** Extracted records follows **

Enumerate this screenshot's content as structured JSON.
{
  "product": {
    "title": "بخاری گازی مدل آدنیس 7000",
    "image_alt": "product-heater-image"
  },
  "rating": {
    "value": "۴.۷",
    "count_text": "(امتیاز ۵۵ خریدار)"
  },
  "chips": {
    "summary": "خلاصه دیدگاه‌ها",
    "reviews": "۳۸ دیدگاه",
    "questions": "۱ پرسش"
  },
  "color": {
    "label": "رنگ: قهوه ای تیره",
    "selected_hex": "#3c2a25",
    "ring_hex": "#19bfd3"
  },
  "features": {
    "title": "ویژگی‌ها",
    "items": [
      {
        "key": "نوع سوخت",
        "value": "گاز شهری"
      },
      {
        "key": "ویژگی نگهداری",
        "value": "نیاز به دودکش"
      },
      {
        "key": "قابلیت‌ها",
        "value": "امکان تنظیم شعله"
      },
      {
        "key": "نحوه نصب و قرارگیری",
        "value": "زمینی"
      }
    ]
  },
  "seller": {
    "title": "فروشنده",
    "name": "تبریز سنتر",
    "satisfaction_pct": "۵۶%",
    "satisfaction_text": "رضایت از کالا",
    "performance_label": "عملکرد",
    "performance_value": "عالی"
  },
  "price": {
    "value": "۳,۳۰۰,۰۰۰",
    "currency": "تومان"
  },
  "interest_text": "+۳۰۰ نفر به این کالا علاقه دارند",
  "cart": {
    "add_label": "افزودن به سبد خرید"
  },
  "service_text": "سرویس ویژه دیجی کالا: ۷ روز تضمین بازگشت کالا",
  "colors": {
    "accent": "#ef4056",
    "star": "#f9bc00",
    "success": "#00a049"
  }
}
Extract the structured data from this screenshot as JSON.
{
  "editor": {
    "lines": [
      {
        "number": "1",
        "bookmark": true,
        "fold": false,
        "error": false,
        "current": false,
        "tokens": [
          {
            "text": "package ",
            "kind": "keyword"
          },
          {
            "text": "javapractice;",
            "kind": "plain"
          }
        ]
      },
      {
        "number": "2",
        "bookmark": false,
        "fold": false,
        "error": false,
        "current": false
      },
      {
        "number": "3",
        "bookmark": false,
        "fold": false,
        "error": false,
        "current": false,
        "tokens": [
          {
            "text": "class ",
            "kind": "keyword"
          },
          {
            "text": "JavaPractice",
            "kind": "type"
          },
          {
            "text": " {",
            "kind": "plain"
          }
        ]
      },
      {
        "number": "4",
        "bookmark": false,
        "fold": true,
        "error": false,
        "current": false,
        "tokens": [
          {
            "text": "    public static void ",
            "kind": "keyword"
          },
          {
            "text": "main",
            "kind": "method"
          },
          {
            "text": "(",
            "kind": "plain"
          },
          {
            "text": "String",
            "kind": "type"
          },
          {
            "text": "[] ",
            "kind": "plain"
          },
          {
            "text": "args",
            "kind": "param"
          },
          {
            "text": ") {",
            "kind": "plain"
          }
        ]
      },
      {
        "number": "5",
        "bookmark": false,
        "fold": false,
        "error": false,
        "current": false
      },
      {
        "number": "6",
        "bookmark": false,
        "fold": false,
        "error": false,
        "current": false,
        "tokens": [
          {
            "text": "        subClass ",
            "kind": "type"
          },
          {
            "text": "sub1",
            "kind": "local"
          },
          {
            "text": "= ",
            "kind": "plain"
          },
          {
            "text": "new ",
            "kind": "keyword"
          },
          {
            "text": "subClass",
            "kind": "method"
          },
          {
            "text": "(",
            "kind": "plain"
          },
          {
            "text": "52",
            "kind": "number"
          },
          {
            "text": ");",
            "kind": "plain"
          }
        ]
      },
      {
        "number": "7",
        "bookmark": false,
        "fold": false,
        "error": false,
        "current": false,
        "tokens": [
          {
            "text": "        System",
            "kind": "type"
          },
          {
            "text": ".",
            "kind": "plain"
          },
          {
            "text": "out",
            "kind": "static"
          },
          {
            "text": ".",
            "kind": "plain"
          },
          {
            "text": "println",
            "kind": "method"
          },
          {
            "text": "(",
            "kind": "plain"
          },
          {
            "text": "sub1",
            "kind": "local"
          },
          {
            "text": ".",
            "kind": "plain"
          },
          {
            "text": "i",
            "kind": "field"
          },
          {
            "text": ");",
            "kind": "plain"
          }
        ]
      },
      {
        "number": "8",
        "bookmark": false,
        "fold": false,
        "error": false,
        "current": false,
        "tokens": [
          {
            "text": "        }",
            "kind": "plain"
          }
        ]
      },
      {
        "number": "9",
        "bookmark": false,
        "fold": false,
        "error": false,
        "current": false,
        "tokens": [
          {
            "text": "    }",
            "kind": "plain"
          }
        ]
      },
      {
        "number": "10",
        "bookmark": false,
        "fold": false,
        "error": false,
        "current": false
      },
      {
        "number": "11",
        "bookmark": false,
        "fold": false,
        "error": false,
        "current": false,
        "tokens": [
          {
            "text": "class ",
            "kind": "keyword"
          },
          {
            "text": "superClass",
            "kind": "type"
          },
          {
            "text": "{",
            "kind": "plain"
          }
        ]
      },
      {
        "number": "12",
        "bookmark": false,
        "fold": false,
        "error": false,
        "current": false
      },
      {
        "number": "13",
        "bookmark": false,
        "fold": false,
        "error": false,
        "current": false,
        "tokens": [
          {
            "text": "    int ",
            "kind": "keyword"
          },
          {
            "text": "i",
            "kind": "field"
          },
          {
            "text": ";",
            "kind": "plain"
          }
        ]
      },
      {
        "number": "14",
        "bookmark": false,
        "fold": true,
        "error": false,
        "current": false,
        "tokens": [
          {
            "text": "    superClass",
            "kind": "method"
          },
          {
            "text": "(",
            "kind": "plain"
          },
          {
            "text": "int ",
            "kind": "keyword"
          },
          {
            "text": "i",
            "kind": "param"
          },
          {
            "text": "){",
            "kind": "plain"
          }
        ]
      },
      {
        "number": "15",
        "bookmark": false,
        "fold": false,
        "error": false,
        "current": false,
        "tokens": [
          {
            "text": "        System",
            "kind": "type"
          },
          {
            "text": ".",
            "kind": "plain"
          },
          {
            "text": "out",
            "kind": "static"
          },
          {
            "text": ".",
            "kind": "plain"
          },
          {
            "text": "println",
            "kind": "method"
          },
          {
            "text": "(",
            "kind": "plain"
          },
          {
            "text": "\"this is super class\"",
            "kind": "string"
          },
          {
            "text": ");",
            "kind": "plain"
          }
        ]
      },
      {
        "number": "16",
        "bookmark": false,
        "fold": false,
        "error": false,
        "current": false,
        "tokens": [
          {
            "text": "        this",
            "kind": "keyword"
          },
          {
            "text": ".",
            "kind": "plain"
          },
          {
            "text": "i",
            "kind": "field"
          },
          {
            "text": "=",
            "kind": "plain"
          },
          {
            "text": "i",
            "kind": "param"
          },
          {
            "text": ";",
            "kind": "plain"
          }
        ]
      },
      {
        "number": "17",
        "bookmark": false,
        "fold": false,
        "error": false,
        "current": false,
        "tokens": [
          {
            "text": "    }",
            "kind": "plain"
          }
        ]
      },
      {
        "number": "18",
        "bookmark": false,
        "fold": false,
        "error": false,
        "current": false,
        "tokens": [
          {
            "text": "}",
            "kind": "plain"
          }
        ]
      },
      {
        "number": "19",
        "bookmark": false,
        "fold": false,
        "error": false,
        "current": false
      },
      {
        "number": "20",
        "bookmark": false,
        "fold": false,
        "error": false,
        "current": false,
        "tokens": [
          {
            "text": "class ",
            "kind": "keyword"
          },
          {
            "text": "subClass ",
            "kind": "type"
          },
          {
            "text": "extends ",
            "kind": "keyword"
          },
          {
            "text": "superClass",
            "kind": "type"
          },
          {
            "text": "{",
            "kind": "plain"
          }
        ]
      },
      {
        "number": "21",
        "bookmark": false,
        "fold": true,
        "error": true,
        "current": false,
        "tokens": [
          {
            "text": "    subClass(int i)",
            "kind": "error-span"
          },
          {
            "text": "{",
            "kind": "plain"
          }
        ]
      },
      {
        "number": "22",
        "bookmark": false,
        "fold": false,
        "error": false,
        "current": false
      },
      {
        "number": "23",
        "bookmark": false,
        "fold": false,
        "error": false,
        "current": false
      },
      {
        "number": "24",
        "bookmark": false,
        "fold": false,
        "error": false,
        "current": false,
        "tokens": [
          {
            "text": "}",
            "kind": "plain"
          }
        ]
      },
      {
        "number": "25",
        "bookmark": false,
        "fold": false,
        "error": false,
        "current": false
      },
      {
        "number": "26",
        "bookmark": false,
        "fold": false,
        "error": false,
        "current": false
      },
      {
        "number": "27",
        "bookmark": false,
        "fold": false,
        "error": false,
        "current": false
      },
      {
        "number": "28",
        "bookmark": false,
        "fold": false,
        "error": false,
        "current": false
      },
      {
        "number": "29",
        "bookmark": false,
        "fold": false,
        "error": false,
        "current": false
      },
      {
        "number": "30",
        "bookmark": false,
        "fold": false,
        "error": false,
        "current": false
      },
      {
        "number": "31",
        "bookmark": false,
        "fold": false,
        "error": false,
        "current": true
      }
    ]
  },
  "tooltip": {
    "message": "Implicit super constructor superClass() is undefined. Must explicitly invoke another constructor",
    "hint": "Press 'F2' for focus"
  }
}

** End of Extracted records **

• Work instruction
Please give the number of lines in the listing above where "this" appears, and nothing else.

• Result of the task
4